This example is not uncommon. I've seen it dozens of times. Just yesterday I had a long talk with a student who has been raised by a whole group of concerned adults. I know teachers who've taken students in to keep them off the streets and out of the foster care system. When you have your own children and you know how fragile kids are -- physically and emotionally -- so much of the time, it is heartbreaking to imagine a child lost and alone in the world.
Sometimes I want to weep for them. My first month as a teacher I did.
I still remember the day. I was a substitute having a really rough time of it. The children in those classrooms were so hostile and seemed so lost. Partly it was my inexperienced eyes and ears and heart overreacting to the bravado of inner-city 11- and 12-year-olds, but there was a sadness to many of the children. Some of them smelled unwashed. They looked hungry and terrified and confused. Unable to get past their wildness and hostility I felt impossibly inept at being able to help any of them.
My last day of a week-long assignment, I went out to eat lunch at a taco stand. I sat alone and found a stray newspaper and read it to take my mind off of things.
The first article I turned to was about a 3-year-old in critical condition after being hit by a stray bullet from a gang battle. The child was asleep in bed when the bullet came through the first floor window.
At the time, my daughter was three and I couldn't stop imagining that it was her. I burst into tears and sat there sobbing over my tacos.
Veteran teachers looked up from their burritos and combination plates and stared at me with mild sympathy. Probably thought I was traumatized by the stress of being a middle school sub. Probably some sub or rookie teacher sat in that seat once or twice a week weeping.
I wanted to stand up and say, no, this isn't about me. It's about the children. I'm weeping for all the children we lose because we just don't care enough, but I knew I would sound stupid and pretentious saying that to people who had been in the trenches of that middle school for 10 or 20 years.
It felt good to cry at that taco stand. I felt cleansed of my 20th century human cynicism. I felt like I had elevated my consciousness. I had stopped and taken notice of the awfulness at which far too many people shrug.

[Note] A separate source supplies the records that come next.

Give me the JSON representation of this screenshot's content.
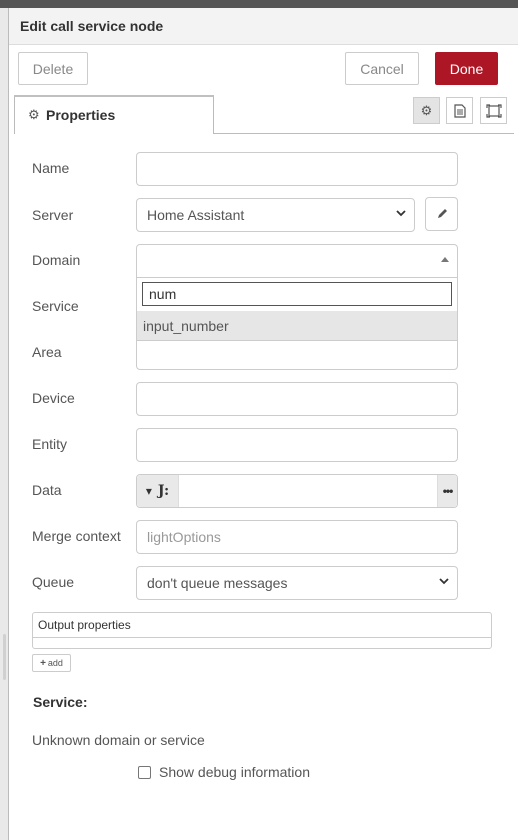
{
  "dialog": {
    "title": "Edit call service node",
    "delete_label": "Delete",
    "cancel_label": "Cancel",
    "done_label": "Done",
    "accent_color": "#ad1625"
  },
  "tabs": {
    "properties_label": "Properties",
    "icons": [
      "gear-icon",
      "document-icon",
      "frame-icon"
    ]
  },
  "form": {
    "name_label": "Name",
    "name_value": "",
    "server_label": "Server",
    "server_value": "Home Assistant",
    "domain_label": "Domain",
    "domain_search": "num",
    "domain_option": "input_number",
    "service_label": "Service",
    "area_label": "Area",
    "device_label": "Device",
    "entity_label": "Entity",
    "data_label": "Data",
    "data_type": "J:",
    "merge_context_label": "Merge context",
    "merge_context_placeholder": "lightOptions",
    "queue_label": "Queue",
    "queue_value": "don't queue messages"
  },
  "output": {
    "label": "Output properties",
    "add_label": "add"
  },
  "service_info": {
    "heading": "Service:",
    "message": "Unknown domain or service",
    "debug_label": "Show debug information"
  }
}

Now I'm one of the veteran teachers who, if I ever saw a sub or a rookie crying at a taco stand, would stare and feel mild sympathy and maybe a little contempt because I'm too busy trying to do something for the few children I might somehow be able to help and because whatever I do so often seems so pitifully inadequate.
A few months ago, in Muskegan, Michigan, a young woman named Carmesha Rodgers was shot in the head - and almost killed -- rescuing a group of children caught in the crossfire of a gun battle.
Not a single one of those children was her own. She didn't even know them all. "I'd want someone to do that for my kids," she later said, though she has no children.
It is awful that we live in a world in which people recklessly shoot guns at each other with no regard for the children who might get killed or injured.
And it is hopeful that we live in a world with people like Carmesha Rodgers.
Her heroic act should be a message to all of us. Let's sound the alarms and keep them ringing.